People often ask me why I became a writer and where I got my inspiration for the Legends of Ansu series. The obvious answers are: books, a warped and rampant imagination, and the stubborn determination to avoid getting another proper job. Been there – done that. A more subliminal response would be a daily consumption of M&M’s: Music and Movies. Both were key to my becoming an author. And song and screen still fuel this dizzy writer’s head with wild and woolly notions.

During my childhood my parents went through a classical music phase. It didn’t last long. The telly was banned, the birds were told to stop tweeting each other in the garden (they caught on to SM long before the rest of us, btw.) All household deliveries were postponed and the dogs were given a large cow bone and told to sit quietly in the corner. I, whilst dutifully honoring the noise curfew, usually claimed a place in the comfy chair, sipped tea, fussed the cat and watched the flames flicker orange inside the badly tiled fireplace. A therapeutic process, enabling my mind wander down dreamy roads under the heady influence of Rimsky-Korsakov’s Scheherazade, Holst’s The Planets, or else Rachmaninov, Grieg’s Peer Gynt, et cetera.

Back then the music guided my thought. Sinbad’s voyage saw me sailing through tumultuous seas, Tchaikovsky’s Romeo and Juliet had me fighting the fiery Tybalt, whilst Juliet (aka that girl I liked up the lane) watched on in swooning adoration. Finlandia’s watery notes had me drifting through distant realms. Whilst visiting these other worlds I would encounter sad-eyed elves, fight goblins, and discover I was a direct descendant of Strider, and therefore legitimate heir to the throne of Gondor.

The roving, unlicensed imagination of a child holds no boundaries. This brief classical period in my own childhood faded like the memory of summer on a february morn. My dad discovered wallpapering whilst mother walked the dogs. I morphed into a surly teen, lurking moody in my bedroom, reading Moorcock and blasting out Zeppelin, Floyd and Mike Oldfield’s Tubular Bells until I was hollered into surly silence.

As a writer music has always helped me visualize, plot, (unconsciously) and create scenes, whilst absorbing inspiration through the rhythmic dance of crotchet, minim and quaver. But though music creates the mood and frees the mind from virtual traffic, movies capture our imagination in different ways. Their visual impact, whilst demanding our complete attention, allow escapism as we become one with the black box commanding our attention. Classics like Cleopatra, El Cid and Ben Hur enthralled me as a kid, as did Far from the Madding Crowd, (nothing to do with Julie Christie) Waterloo, Zulu, The Great Escape and many many more.
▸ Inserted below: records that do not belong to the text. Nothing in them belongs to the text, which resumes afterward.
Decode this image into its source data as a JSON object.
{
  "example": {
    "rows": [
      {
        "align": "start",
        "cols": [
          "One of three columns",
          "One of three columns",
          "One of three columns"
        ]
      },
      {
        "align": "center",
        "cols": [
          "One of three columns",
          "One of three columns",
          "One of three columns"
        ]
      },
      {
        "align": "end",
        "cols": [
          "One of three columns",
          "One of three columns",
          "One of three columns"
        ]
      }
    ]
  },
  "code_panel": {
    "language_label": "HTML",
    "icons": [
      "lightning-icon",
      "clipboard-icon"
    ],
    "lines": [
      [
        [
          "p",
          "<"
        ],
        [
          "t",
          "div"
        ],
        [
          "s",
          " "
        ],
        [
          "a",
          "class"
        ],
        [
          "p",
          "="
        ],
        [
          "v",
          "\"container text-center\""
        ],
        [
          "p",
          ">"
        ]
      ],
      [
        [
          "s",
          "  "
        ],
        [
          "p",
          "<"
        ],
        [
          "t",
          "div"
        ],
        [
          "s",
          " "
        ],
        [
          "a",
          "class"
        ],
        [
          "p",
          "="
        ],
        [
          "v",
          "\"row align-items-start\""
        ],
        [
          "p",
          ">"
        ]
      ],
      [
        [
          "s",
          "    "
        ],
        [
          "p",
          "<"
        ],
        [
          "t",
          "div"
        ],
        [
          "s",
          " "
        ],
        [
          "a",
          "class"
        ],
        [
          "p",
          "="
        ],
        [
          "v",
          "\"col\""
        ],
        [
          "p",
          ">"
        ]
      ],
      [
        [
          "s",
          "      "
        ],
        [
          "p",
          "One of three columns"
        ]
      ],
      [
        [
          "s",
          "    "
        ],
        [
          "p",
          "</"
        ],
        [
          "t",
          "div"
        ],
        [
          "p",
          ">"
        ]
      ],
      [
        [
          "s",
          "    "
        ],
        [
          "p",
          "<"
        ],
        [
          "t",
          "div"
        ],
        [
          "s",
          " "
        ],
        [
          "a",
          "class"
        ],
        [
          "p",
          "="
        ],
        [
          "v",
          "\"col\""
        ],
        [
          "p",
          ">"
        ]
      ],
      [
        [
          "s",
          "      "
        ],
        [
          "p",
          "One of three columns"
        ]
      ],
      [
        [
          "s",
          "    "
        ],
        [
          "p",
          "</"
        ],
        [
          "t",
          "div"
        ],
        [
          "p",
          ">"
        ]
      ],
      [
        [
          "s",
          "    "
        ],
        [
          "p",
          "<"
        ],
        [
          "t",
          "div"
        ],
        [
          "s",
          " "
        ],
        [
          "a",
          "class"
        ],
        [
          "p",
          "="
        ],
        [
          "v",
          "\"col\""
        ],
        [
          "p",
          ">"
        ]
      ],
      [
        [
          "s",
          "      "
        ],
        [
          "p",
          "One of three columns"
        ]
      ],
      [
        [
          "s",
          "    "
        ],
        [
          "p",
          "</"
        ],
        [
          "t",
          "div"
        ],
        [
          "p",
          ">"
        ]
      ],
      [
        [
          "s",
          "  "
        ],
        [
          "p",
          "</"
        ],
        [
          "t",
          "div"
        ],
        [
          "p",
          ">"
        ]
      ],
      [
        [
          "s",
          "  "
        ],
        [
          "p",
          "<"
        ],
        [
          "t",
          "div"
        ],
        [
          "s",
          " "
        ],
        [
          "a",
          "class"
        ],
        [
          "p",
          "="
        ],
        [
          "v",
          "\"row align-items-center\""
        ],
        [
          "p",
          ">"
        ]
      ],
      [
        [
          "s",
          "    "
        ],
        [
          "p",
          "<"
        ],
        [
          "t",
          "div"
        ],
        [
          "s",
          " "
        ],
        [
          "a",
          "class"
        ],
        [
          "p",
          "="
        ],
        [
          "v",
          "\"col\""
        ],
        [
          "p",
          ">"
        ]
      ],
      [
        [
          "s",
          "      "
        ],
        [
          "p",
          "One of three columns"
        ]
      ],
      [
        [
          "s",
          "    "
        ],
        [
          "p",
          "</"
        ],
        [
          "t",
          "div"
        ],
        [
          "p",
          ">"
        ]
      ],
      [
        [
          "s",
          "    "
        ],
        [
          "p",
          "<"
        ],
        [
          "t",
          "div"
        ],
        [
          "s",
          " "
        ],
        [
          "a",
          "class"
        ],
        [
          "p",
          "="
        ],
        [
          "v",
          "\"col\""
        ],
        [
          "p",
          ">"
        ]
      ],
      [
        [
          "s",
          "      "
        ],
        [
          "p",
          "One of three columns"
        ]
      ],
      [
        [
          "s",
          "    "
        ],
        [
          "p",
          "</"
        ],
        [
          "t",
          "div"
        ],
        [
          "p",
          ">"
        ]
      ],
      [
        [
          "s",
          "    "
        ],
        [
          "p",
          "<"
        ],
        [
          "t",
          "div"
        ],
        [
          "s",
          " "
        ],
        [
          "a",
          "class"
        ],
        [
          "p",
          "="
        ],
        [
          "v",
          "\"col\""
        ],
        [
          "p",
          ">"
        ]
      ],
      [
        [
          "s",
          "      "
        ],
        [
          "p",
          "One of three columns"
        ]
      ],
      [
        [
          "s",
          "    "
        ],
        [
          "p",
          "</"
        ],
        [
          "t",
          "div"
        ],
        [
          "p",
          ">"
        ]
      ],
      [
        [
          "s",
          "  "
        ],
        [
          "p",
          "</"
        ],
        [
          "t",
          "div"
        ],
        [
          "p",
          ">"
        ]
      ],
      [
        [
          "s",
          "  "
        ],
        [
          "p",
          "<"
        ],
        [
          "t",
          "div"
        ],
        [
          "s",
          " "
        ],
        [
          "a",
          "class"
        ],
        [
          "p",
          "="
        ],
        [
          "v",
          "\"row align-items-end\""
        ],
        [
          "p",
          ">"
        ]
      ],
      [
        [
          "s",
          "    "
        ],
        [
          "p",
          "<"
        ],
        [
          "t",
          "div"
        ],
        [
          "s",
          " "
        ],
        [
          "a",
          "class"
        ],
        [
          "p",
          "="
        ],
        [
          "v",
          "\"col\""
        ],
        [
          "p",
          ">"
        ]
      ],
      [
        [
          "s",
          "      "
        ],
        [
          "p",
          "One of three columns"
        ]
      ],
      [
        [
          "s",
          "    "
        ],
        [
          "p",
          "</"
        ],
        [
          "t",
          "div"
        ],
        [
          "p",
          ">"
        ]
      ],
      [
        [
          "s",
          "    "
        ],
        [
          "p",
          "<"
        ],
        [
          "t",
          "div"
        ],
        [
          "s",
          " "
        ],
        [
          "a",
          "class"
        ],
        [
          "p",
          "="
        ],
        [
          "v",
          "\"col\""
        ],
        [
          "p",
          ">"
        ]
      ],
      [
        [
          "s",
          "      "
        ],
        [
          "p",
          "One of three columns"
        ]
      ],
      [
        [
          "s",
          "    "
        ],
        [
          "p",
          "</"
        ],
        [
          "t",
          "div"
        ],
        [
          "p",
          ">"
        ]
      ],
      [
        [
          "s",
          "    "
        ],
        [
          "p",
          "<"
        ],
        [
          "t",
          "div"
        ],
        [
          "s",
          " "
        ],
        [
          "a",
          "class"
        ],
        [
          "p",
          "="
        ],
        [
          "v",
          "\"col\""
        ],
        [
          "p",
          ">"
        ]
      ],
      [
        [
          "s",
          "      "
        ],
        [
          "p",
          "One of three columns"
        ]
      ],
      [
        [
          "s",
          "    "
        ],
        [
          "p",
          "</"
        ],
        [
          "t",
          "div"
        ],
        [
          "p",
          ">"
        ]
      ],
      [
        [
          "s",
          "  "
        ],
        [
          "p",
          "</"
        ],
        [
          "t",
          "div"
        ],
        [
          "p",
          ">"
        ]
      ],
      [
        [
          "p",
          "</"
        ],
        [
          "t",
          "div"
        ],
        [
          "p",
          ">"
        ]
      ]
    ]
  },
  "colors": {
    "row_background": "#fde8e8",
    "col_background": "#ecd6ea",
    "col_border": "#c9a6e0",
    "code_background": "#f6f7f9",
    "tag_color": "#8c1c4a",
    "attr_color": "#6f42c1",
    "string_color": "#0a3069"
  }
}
Then every now and then you get a movie with a great score. This is when the magic happens. Whether it’s exciting (633 Squadron,) stirring, Laurence of Arabia, or evocative, Out of Africa, and son on. The right combination of action, drama and music amounts satisfaction overload.

I remember the first time I saw The Last of the Mohicans back in 1992. I was blown away by Daniel Day-Lewis’s Hawkeye charging directly at the camera. A great action movie, shot amongst the stunning backdrop of the Smoky Mountains, and enhanced by the soft haunting tones of Clannad’s Maire Brennan. You can almost smell the passion in that movie when Cora is taken from Hawkeye during the waterfall scene. He tells her to ‘Stay alive’ whilst Maire floats in with: ‘No matter where you go I will find you, if it takes a thousand years…’ Powerful stuff!

Lewis’s brilliant portrayel of Dafoe’s Hawkeye was the inspiration for my character Corin an Fol. I’d just started writing in my truck, had Corin’s image in my head. Then I saw Hawkeye in that movie and something clicked (the same face of the character I’d recently found inside my head.Weird!) Later, Madelene Stowe’s doe-eyed Cora blended into a girl I once knew. The result was fey, headstrong Shallan in Legends of Ansu.

Another example of harmonic balance between movie and music was Howard Shore’s composition througout Jackson’s The Lord of the Rings trilogy. His music gave so much to those films, as did Enya, Cerys Matthews and (particularly for me) Annie Lennox singing – Into The West.

I cannot write with music in the background, and would most likes smash the telly with a hammer were someone to switch it on whilst I’m in the zone. That said, when off duty they are (for me) the perfect combination for imagination overload. ‘Ground Control to Major Tom’. Enough said. J.W.W.

Next week it’s Queen Ariane’s turn to vent about staff issues and shed a nonce of light on her ( so annoying) attraction to the idiot mercenary, Corin an Fol.